Frederick and Elizabeth lived the rest of their lives in exile, and as a consequence their ‘royal issue’ were raised in Protestant lands. Sophia grew up in the Netherlands while her brothers lived in England. Upon the English Civil War, the Palatines split– Charles-Louis (the oldest) siding with the Presbyterian (Long) Parliament while his brothers, Rupert and Maurice, sympatized with King Charles. Upon Cromwell’s removal of the Presbyterian parliament, Charles-Louis returned to Palatine lands, and after the Peace of Westphalia was concluded, his ancestral estate was given back to him. Sophia also received a likewise endowment, i.e., Hanover. The significance of the Westphalia Treaty was not only repatriating household lands to Palatine Royals, but more incredibly a permanent affirmation of the protestant/provinicial principle, “the faith of the prince is the faith of the realm”, as first expressed by German Princes in 1529 at Speyer.

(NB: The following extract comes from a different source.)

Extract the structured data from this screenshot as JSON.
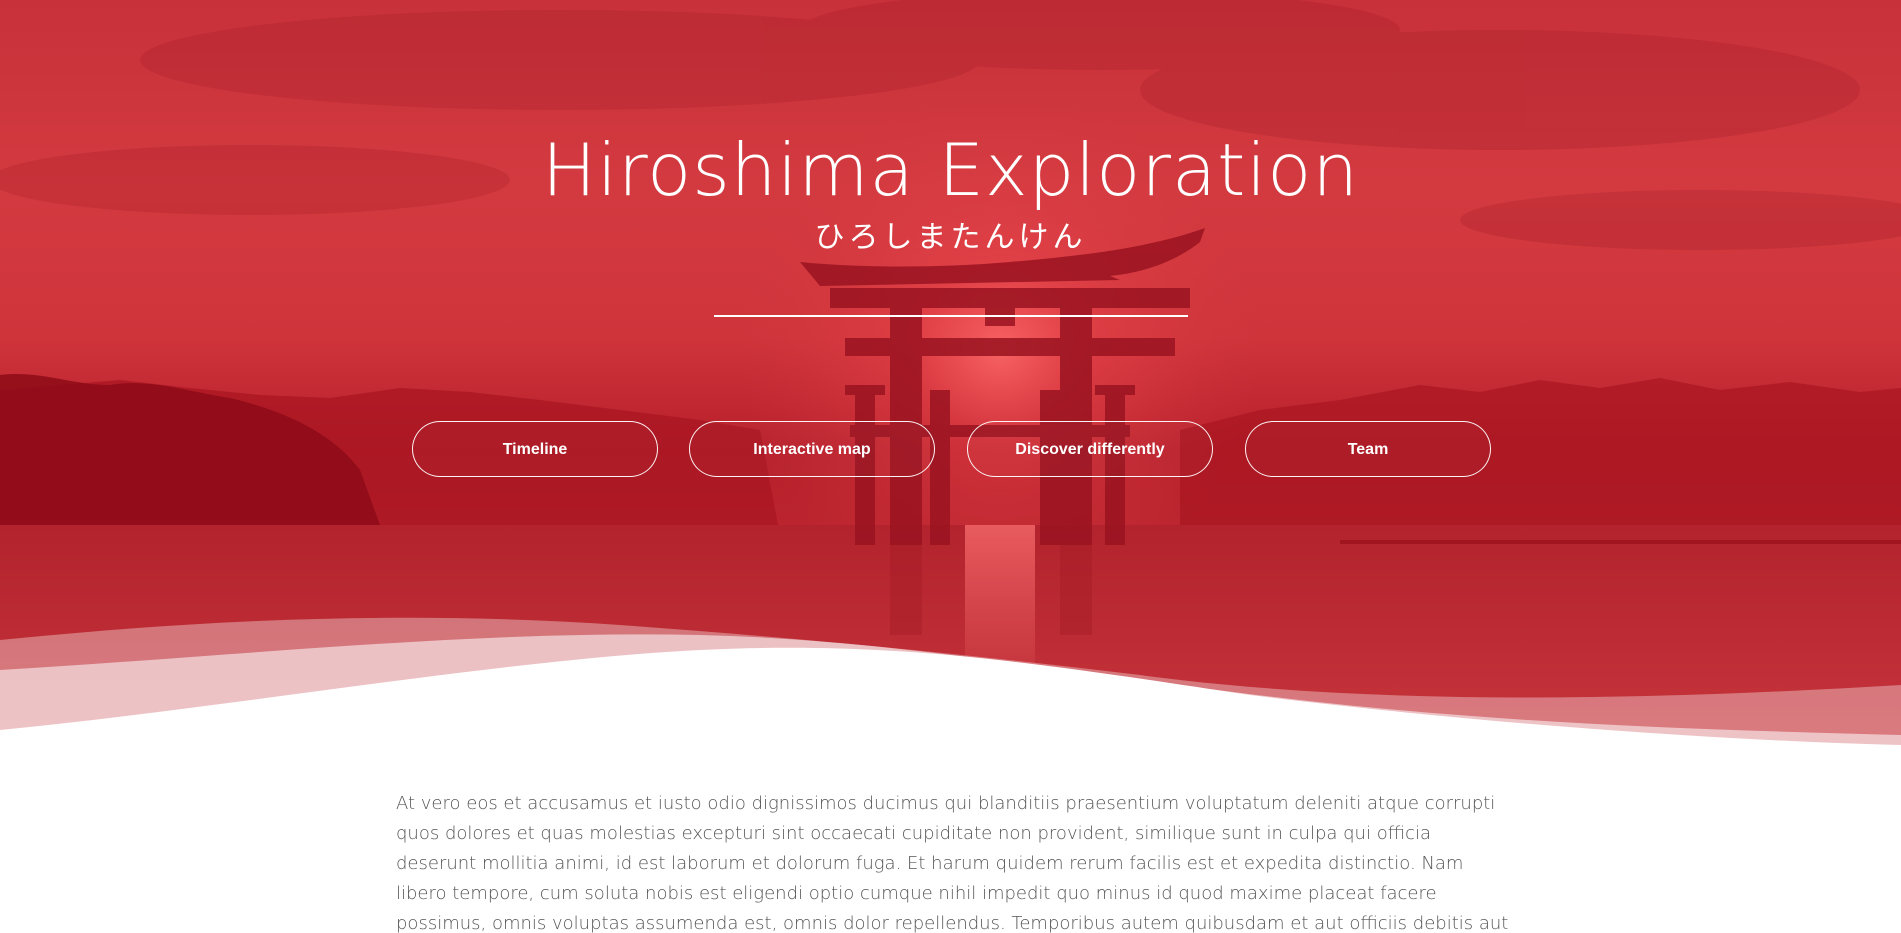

When discussing Anglican ‘protestantism’, there too often is an itch to compare Anglicanism with Reformed confessions. While this may have a use, the etymological sense of the term is missed. The original context of the word “protestant” was first used in 1529 to describe the demands of German Princes before the Emperor. In Speyer, the Princes claimed four things: 1. the liberty of the King to reform the provincial church through the convocation of clergy; 2. A right to reform the Mass, a harbinger for Common Prayer, basically serving “both kinds” of sacrament to the people; 3. A pledge to harshly suppress Anabaptism and other fanaticism; 4.To wait for a free general council with the Bishop of Rome and other Germans to resolve doctrinal differences. The Council of Trent proved to protestants a free council was not coming. After 1545 protestants therefore attempt to iron out differences by regional synods. These end in failure, partly due to war, also due to insurmountable opinions on sacrament. What’s ironic was how marriage, patronage, and protection between Princes nearly aligned Protestant Europe through the English house. Within this network divines and treatises circulated. This was perhaps the closest the Church of England would get to a substantive ecumenicism, and if the rights to the Crown had continued, Frederick’s dream of a northern protestant union might bore fruition.

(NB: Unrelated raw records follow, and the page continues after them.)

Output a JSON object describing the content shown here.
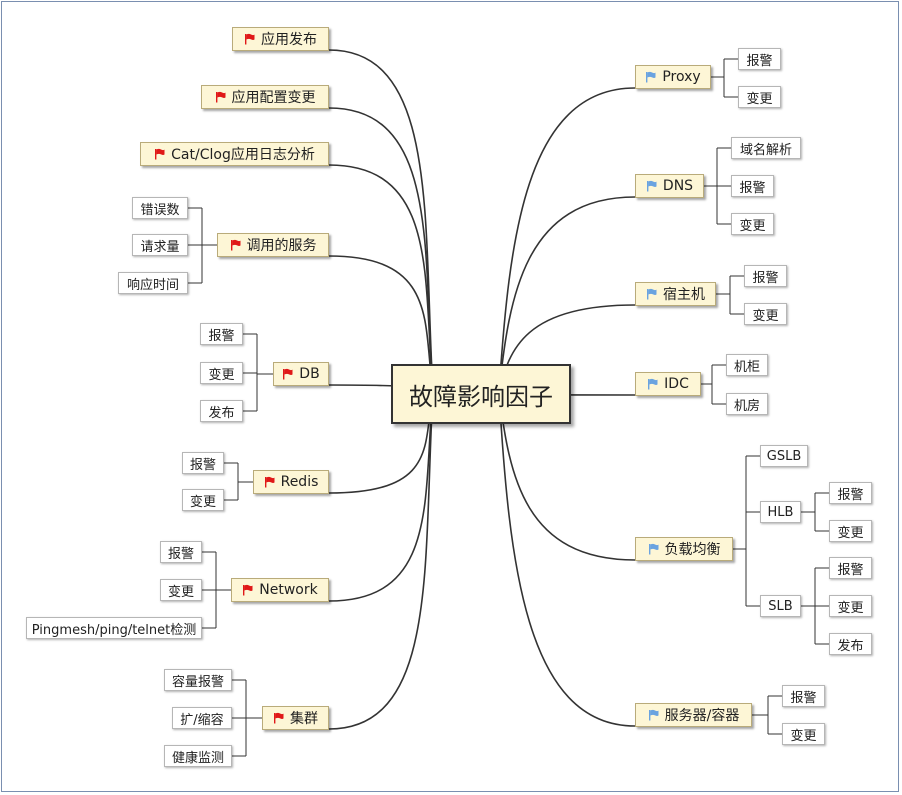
{
  "center": "故障影响因子",
  "colors": {
    "left_flag": "#e01818",
    "right_flag": "#6aa3e0",
    "line": "#333333"
  },
  "left_branches": [
    {
      "id": "app-release",
      "label": "应用发布",
      "flag": "red-flag-icon",
      "children": []
    },
    {
      "id": "app-config",
      "label": "应用配置变更",
      "flag": "red-flag-icon",
      "children": []
    },
    {
      "id": "cat-clog",
      "label": "Cat/Clog应用日志分析",
      "flag": "red-flag-icon",
      "children": []
    },
    {
      "id": "called-service",
      "label": "调用的服务",
      "flag": "red-flag-icon",
      "children": [
        "错误数",
        "请求量",
        "响应时间"
      ]
    },
    {
      "id": "db",
      "label": "DB",
      "flag": "red-flag-icon",
      "children": [
        "报警",
        "变更",
        "发布"
      ]
    },
    {
      "id": "redis",
      "label": "Redis",
      "flag": "red-flag-icon",
      "children": [
        "报警",
        "变更"
      ]
    },
    {
      "id": "network",
      "label": "Network",
      "flag": "red-flag-icon",
      "children": [
        "报警",
        "变更",
        "Pingmesh/ping/telnet检测"
      ]
    },
    {
      "id": "cluster",
      "label": "集群",
      "flag": "red-flag-icon",
      "children": [
        "容量报警",
        "扩/缩容",
        "健康监测"
      ]
    }
  ],
  "right_branches": [
    {
      "id": "proxy",
      "label": "Proxy",
      "flag": "blue-flag-icon",
      "children": [
        "报警",
        "变更"
      ]
    },
    {
      "id": "dns",
      "label": "DNS",
      "flag": "blue-flag-icon",
      "children": [
        "域名解析",
        "报警",
        "变更"
      ]
    },
    {
      "id": "host",
      "label": "宿主机",
      "flag": "blue-flag-icon",
      "children": [
        "报警",
        "变更"
      ]
    },
    {
      "id": "idc",
      "label": "IDC",
      "flag": "blue-flag-icon",
      "children": [
        "机柜",
        "机房"
      ]
    },
    {
      "id": "lb",
      "label": "负载均衡",
      "flag": "blue-flag-icon",
      "children": [
        {
          "label": "GSLB",
          "children": []
        },
        {
          "label": "HLB",
          "children": [
            "报警",
            "变更"
          ]
        },
        {
          "label": "SLB",
          "children": [
            "报警",
            "变更",
            "发布"
          ]
        }
      ]
    },
    {
      "id": "server",
      "label": "服务器/容器",
      "flag": "blue-flag-icon",
      "children": [
        "报警",
        "变更"
      ]
    }
  ]
}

The above demonstrates Protestantism’s conservative and catholic nature– desiring an ‘orderly reformation’, re-establishing proper provincial and lay authority in the church, but also doing this without isolation, keeping an eye upon correcting Rome. The scandal Reformed Catholics face today is allowing both Anabaptists and Rome to tar the name Protestant, so we loose sight of its magisterial origins and possibilities.